**PROBLEM TO SOLVE**
For each line below that holds the string "data", add one to a tally; report that tally alone.
EXCERPTED RECORDS section start
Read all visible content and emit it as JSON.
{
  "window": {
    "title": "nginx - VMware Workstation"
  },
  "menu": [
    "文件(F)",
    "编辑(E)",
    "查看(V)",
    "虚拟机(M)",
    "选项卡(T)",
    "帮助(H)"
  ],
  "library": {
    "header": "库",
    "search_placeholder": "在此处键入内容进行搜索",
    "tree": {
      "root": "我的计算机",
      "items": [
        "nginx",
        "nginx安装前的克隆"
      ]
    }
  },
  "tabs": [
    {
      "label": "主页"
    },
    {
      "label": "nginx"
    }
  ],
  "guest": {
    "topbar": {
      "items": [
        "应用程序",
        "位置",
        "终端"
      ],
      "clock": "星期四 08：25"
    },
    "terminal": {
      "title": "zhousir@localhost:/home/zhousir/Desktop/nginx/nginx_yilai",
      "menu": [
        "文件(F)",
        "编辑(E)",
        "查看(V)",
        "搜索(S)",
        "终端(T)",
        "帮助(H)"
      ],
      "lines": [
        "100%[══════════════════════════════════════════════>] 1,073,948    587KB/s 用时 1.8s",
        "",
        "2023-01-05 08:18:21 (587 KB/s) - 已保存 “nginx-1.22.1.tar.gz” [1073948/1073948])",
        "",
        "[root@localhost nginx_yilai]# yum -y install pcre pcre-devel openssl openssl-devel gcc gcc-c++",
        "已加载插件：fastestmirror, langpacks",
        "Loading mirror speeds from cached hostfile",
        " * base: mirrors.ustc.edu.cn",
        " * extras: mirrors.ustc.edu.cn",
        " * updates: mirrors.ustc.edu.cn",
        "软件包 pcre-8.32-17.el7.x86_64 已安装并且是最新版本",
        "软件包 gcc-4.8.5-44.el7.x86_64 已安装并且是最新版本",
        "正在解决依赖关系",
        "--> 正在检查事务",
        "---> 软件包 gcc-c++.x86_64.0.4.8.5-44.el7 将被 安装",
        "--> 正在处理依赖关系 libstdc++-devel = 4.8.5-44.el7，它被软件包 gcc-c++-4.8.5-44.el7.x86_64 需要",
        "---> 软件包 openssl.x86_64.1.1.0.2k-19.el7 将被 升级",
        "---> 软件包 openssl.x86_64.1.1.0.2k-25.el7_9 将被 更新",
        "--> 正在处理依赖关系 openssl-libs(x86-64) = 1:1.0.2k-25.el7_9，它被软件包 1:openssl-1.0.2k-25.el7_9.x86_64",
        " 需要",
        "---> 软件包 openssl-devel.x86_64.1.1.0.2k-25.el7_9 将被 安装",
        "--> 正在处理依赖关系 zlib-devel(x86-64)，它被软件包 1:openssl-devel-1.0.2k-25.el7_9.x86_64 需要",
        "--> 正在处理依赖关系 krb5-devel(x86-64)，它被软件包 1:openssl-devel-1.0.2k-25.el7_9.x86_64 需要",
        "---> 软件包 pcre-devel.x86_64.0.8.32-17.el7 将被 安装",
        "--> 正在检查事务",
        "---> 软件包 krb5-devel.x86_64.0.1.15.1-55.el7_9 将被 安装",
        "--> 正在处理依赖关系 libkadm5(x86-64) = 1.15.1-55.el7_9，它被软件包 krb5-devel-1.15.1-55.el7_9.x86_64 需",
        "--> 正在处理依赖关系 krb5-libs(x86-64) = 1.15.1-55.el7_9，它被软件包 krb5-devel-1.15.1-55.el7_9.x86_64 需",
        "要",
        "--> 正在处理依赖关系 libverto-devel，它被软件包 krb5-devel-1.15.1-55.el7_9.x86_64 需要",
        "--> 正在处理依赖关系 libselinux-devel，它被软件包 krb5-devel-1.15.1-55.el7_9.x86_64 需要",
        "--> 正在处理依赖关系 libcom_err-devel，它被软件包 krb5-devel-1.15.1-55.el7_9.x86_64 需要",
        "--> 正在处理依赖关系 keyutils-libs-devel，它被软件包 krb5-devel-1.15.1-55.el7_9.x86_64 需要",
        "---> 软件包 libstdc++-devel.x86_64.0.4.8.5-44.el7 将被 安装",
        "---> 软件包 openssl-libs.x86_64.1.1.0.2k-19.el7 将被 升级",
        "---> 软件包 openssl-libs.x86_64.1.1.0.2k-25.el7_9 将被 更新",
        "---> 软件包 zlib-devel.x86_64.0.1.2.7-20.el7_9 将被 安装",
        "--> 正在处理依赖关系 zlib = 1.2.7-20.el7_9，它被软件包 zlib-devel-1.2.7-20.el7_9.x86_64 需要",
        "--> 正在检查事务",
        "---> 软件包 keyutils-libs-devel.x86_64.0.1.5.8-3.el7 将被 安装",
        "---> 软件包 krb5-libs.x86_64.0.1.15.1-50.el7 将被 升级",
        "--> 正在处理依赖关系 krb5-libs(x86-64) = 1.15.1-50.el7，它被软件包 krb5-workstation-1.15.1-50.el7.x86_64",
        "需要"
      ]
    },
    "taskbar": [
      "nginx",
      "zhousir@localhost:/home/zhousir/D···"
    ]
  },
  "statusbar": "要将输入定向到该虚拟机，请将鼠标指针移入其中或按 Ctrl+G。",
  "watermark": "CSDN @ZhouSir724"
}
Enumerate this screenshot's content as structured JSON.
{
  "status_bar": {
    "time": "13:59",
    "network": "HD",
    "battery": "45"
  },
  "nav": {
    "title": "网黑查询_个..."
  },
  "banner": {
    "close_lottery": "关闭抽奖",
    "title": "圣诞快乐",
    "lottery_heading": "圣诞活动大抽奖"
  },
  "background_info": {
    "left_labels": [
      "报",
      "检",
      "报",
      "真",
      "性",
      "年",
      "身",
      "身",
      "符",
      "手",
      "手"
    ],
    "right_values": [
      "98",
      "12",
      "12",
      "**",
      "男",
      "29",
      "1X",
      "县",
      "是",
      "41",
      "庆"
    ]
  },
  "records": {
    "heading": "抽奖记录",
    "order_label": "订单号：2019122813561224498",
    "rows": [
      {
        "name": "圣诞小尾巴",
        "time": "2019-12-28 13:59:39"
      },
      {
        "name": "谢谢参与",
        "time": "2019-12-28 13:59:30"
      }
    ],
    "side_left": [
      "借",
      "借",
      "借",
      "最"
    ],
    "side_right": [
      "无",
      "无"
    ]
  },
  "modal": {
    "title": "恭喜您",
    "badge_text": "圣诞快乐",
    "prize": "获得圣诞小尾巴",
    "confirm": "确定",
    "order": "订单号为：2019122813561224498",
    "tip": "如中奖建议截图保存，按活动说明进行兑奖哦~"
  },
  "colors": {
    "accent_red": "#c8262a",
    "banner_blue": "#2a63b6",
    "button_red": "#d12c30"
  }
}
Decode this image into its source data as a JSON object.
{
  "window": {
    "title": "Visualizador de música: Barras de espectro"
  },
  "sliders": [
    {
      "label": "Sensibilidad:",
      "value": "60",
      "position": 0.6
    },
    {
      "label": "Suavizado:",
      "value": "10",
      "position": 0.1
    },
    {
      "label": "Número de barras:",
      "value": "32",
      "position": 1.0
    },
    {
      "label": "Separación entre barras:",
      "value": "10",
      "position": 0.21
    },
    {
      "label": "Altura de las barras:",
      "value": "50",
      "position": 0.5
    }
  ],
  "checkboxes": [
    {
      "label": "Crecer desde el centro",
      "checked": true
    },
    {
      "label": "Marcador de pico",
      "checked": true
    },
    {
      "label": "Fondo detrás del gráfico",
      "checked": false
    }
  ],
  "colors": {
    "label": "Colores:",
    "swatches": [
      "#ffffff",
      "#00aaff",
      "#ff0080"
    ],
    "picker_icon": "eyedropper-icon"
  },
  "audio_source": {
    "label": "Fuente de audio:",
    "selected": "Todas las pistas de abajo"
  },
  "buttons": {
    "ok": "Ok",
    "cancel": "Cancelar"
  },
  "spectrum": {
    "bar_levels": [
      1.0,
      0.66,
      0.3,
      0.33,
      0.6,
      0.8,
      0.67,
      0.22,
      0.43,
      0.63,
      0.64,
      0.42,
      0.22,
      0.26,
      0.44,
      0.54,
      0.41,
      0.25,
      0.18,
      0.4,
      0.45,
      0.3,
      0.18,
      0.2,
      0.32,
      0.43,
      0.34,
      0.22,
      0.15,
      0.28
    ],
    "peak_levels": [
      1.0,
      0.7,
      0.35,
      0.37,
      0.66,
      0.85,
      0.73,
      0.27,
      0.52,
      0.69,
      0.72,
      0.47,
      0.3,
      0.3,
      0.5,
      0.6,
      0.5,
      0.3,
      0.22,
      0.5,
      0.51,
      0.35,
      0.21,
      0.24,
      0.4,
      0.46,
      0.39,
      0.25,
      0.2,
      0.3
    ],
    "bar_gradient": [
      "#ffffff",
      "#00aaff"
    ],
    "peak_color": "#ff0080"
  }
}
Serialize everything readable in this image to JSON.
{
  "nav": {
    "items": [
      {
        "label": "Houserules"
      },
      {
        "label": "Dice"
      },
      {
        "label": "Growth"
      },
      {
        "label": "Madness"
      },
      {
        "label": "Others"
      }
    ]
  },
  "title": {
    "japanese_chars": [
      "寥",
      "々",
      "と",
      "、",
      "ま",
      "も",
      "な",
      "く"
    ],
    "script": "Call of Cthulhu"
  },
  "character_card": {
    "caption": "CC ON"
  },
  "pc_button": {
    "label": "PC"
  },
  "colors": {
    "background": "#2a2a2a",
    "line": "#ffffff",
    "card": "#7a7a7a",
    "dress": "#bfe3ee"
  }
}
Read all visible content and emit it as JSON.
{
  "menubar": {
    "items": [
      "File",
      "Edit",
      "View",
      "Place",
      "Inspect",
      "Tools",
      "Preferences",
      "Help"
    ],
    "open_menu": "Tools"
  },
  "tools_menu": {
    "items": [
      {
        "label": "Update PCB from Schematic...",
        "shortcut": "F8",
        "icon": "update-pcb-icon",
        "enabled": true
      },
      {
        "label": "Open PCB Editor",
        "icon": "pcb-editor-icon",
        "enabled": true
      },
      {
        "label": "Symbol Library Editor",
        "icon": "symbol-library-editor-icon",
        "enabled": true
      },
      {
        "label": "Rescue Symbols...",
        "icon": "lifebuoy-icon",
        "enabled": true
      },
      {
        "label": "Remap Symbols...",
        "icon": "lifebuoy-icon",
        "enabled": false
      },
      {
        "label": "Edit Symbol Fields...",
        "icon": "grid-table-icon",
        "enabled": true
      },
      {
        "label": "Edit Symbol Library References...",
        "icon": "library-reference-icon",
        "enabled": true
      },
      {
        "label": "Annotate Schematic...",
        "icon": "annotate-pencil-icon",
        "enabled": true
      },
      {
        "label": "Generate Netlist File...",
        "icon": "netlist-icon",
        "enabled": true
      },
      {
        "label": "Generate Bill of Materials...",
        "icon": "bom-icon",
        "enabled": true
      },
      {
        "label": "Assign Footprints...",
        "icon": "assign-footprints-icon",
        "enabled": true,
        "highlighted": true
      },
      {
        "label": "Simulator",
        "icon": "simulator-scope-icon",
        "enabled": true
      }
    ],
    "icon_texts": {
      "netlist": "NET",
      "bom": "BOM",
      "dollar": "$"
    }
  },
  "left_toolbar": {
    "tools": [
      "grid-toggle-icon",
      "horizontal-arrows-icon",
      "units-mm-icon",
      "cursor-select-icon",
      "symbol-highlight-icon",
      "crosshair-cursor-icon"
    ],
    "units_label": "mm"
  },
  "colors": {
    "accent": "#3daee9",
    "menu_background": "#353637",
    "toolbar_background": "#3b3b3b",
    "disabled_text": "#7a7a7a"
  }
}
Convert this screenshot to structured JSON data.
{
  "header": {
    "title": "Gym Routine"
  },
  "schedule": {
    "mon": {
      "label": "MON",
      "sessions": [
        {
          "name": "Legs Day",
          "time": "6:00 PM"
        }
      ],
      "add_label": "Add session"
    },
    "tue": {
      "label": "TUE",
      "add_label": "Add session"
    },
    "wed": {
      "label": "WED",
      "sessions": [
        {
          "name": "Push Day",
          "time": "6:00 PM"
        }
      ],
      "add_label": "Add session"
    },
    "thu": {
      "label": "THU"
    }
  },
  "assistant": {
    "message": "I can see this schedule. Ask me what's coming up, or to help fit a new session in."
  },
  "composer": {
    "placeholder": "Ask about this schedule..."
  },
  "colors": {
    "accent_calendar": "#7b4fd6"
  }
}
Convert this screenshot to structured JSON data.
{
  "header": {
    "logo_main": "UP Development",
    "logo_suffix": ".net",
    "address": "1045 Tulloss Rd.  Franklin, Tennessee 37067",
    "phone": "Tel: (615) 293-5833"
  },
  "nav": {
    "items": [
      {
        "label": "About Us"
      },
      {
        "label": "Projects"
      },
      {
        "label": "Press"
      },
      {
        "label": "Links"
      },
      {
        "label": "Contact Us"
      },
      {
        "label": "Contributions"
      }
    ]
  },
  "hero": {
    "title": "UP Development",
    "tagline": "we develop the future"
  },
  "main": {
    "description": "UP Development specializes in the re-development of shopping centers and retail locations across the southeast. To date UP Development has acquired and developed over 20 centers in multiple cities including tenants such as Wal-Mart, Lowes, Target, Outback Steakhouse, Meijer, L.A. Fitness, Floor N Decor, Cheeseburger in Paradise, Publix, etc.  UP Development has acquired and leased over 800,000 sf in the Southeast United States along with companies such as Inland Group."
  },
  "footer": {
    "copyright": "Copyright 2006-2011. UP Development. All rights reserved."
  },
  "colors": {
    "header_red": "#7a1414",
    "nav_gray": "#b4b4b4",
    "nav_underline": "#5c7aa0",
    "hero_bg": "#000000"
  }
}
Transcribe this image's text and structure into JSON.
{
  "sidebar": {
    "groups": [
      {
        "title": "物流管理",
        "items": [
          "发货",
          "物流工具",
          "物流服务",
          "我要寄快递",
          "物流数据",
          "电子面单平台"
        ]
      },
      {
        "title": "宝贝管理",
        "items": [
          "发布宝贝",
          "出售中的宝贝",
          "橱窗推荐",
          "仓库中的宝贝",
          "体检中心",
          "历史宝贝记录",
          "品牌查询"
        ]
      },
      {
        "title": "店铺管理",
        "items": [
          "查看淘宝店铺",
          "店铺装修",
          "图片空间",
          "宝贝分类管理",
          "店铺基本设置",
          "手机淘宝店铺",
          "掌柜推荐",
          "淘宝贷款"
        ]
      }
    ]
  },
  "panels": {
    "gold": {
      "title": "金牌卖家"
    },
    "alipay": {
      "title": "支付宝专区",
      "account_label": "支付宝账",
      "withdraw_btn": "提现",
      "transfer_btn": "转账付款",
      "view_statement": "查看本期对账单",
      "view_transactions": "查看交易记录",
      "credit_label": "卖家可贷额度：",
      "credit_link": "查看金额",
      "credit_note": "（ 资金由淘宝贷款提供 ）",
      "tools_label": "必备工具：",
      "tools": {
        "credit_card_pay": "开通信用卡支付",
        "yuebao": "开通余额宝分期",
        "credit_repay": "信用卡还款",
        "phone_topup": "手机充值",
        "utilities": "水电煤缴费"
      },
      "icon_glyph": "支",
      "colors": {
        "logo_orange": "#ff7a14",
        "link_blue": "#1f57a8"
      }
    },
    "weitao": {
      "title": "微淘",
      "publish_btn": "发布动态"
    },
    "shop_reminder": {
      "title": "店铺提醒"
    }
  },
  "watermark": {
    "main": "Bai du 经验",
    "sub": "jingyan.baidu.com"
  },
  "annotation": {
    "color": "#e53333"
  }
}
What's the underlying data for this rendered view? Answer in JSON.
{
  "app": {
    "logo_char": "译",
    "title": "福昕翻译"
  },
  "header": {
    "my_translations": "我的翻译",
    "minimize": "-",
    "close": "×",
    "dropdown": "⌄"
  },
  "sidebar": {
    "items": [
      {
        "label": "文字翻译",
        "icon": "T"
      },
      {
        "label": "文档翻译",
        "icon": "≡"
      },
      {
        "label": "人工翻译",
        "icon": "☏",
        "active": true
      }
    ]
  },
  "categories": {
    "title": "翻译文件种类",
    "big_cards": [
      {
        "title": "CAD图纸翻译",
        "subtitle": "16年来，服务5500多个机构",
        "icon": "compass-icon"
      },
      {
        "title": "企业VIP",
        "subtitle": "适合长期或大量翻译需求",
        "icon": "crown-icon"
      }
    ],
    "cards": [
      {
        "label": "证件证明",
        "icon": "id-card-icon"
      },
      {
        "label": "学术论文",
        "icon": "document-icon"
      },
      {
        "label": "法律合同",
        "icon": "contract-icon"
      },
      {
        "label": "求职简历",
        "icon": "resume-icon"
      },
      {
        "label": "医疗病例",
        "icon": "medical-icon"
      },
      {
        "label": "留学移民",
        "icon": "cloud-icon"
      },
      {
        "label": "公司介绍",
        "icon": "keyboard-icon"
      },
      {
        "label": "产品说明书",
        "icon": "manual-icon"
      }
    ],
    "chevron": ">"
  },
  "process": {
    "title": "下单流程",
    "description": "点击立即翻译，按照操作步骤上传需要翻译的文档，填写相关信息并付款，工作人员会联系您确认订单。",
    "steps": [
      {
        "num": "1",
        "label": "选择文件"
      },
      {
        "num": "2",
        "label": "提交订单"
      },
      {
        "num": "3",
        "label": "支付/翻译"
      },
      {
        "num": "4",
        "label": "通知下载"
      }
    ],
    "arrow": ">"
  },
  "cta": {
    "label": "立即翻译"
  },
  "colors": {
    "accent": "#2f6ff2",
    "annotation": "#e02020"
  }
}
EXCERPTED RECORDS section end
**PROBLEM SOLUTION**
4